At NASA, professional identity clashed with innovation when its Life Sciences division opened its strategic R&D challenges to an external audience. The move split the organization in two. One group represented NASA scientists and engineers who embraced open methods as an opportunity to enhance their role and capabilities. The other group flatly rejected open innovation methodology as an existential challenge to their professional identity.
In each of these cases, emotion is at the center of the rejection related to a new way of working. Professionals protect their position of control. What can you do?
Define a higher level of ambition – you need to help professionals code innovation as being in service of a goal that they want to achieve, rather than a threat that they need to protect themselves against.

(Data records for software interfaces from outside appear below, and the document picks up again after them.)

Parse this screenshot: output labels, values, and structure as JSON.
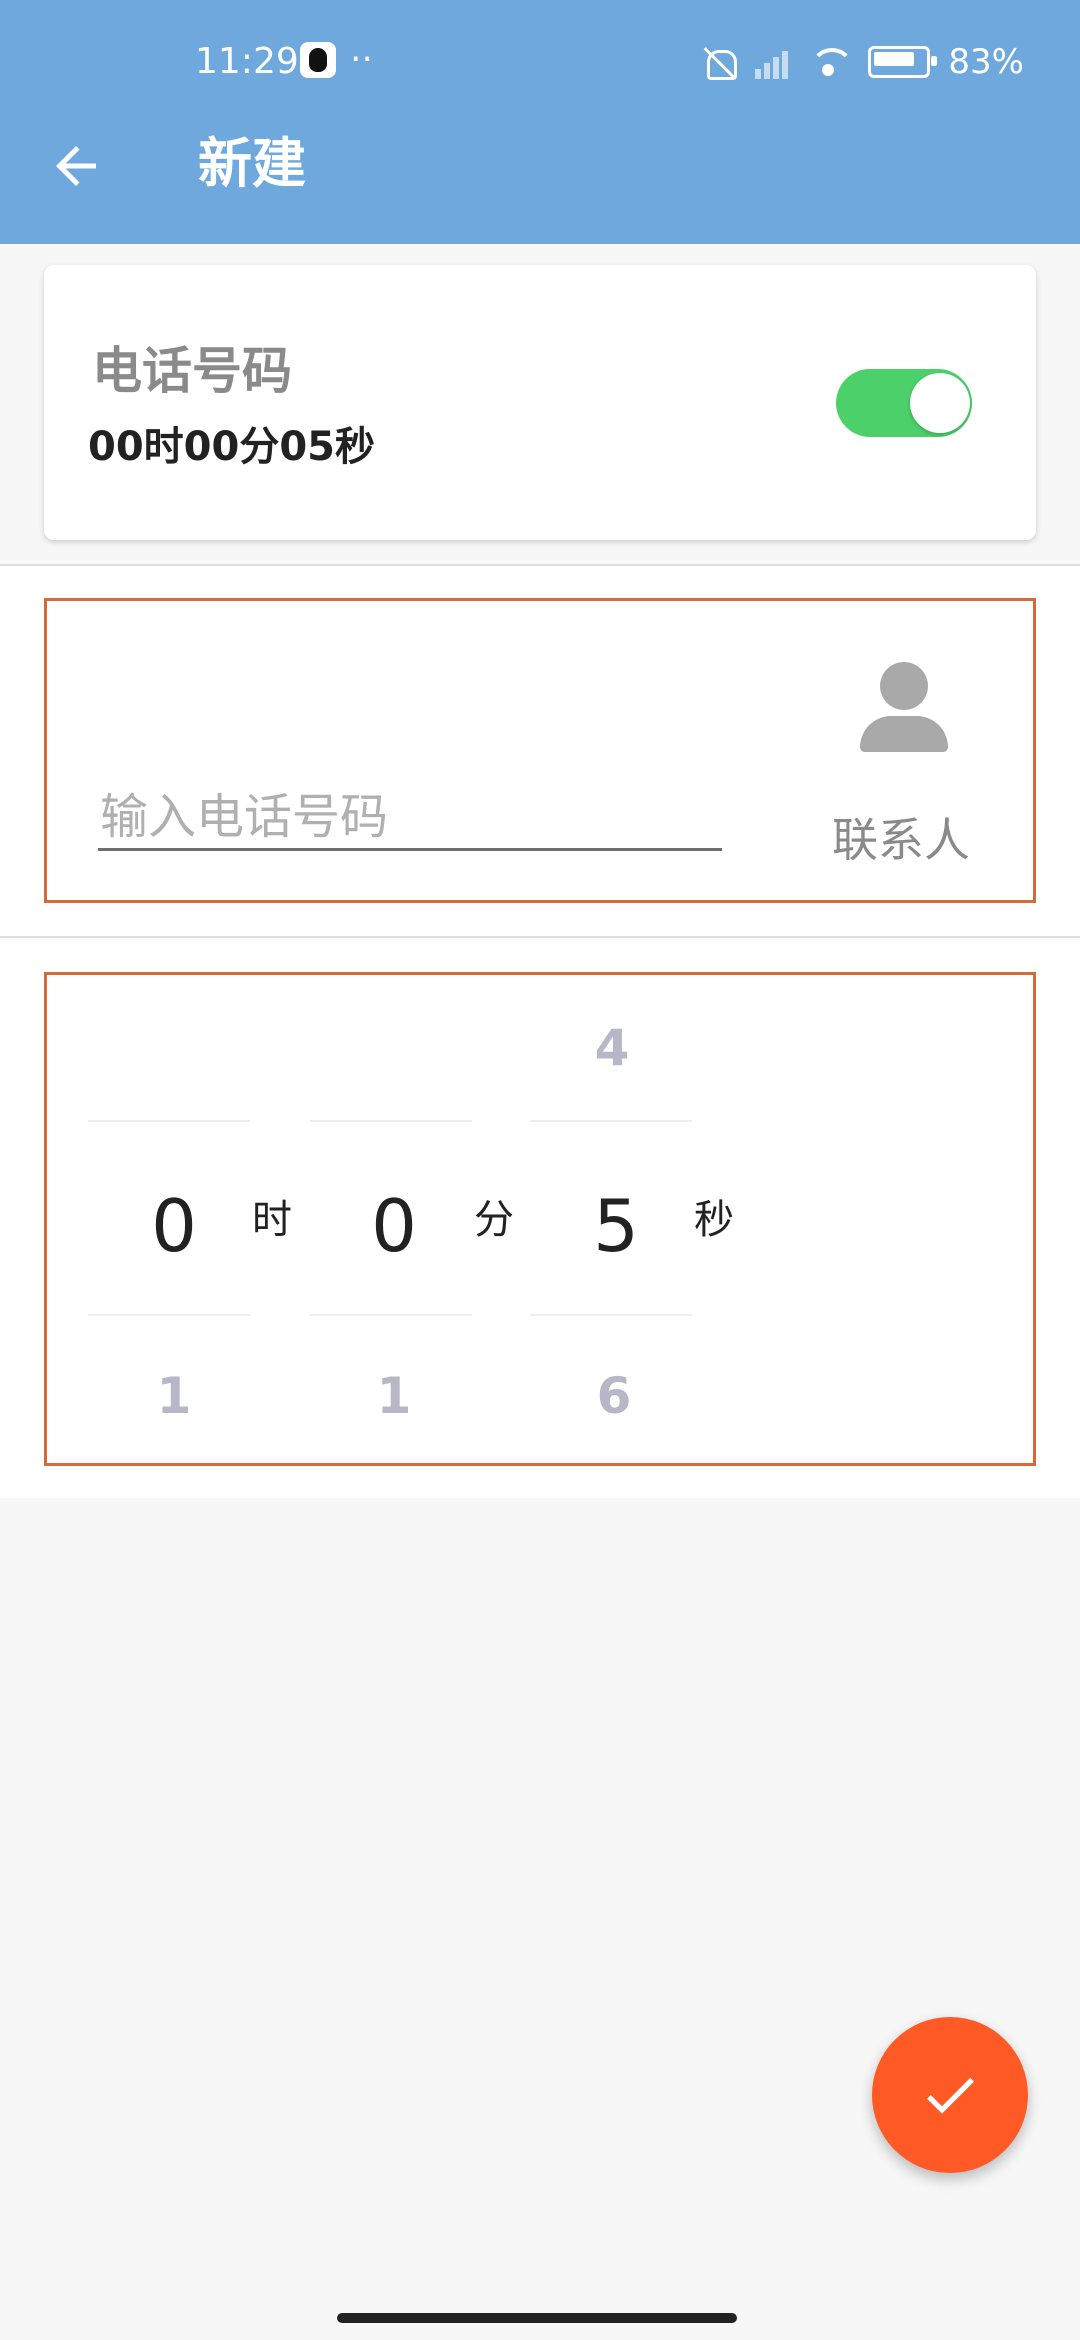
{
  "status_bar": {
    "time": "11:29",
    "dots": "··",
    "battery": "83%"
  },
  "app_bar": {
    "title": "新建",
    "icons": [
      "back-arrow-icon"
    ]
  },
  "card": {
    "title": "电话号码",
    "duration": "00时00分05秒",
    "toggle_on": true
  },
  "phone_input": {
    "placeholder": "输入电话号码",
    "value": ""
  },
  "contact": {
    "label": "联系人",
    "icon": "person-icon"
  },
  "time_picker": {
    "hours": {
      "above": "",
      "selected": "0",
      "below": "1",
      "unit": "时"
    },
    "minutes": {
      "above": "",
      "selected": "0",
      "below": "1",
      "unit": "分"
    },
    "seconds": {
      "above": "4",
      "selected": "5",
      "below": "6",
      "unit": "秒"
    }
  },
  "fab": {
    "icon": "check-icon"
  },
  "colors": {
    "app_bar": "#6fa8dc",
    "toggle": "#4cd16a",
    "outline": "#d56b3a",
    "fab": "#ff5a26"
  }
}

Reset identity – NASA succeeded in turning around its by addressing the problem of professional identity. It encouraged its scientists and engineers to focus on the bigger “why,” rather than narrow “how,” in their work and promoted shifting from internally focused “problem-solving” to externally oriented “solution-seeking.”
Engage in an open dialogue – you need to be open about this change, rather than hoping that professionals will see the opportunity. Objectors to Deloitte Pixel have reasonable concerns, one issue being a fear that external contributors could breach client confidentiality. Openly addressing such challenges can reduce fear.
Frame innovation as a Both/And challenge – Deloitte consultants were also concerned about their long-term value. As one partner quoted in the case put it: “Well, if a crowd can do it, then what is our value proposition?” Crowdsource talent at Deloitte is not a replacement for consulting expertise; it needs to be framed as a Both/And challenge not an Either/Or.
Over the past ten years, NASA has expanded and deepened its usage of open talent. Havas closed its experiment and was eventually sold. The story of Deloitte Pixel is still being written. Its success will likely rest on its ability to address the emotional sources of resistance.
Every case of failure in executing a large change initiative has at its root a failure to have the high-stake, high-tension conversations about the future. This is a lesson that all executive leaders would be wise to learn.